Locate each line below that includes "Create" and reproduce it.

ENTRIES SHOWN:
-.-.-
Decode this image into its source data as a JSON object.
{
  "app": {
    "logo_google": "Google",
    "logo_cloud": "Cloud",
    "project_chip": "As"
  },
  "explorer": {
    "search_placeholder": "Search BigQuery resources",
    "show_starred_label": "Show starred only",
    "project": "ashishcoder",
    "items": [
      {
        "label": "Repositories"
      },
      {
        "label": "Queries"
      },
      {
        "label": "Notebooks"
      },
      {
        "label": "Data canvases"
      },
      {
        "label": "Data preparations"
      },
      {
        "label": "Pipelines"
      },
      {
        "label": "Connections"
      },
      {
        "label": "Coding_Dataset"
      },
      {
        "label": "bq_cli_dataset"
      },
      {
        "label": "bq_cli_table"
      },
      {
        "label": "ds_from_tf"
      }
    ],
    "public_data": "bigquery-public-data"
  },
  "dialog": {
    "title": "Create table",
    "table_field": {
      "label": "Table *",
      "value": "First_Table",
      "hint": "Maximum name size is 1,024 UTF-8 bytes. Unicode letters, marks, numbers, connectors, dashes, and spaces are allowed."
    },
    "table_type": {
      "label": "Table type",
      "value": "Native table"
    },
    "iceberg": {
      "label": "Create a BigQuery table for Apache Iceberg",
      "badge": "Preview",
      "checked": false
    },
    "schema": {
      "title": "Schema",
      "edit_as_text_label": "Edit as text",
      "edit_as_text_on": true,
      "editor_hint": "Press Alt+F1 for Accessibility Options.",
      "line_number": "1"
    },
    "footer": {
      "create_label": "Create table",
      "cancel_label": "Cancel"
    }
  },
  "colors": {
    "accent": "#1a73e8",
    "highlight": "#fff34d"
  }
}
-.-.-
EXERCISE RESPONSE:
    "title": "Create table",
      "label": "Create a BigQuery table for Apache Iceberg",
      "create_label": "Create table",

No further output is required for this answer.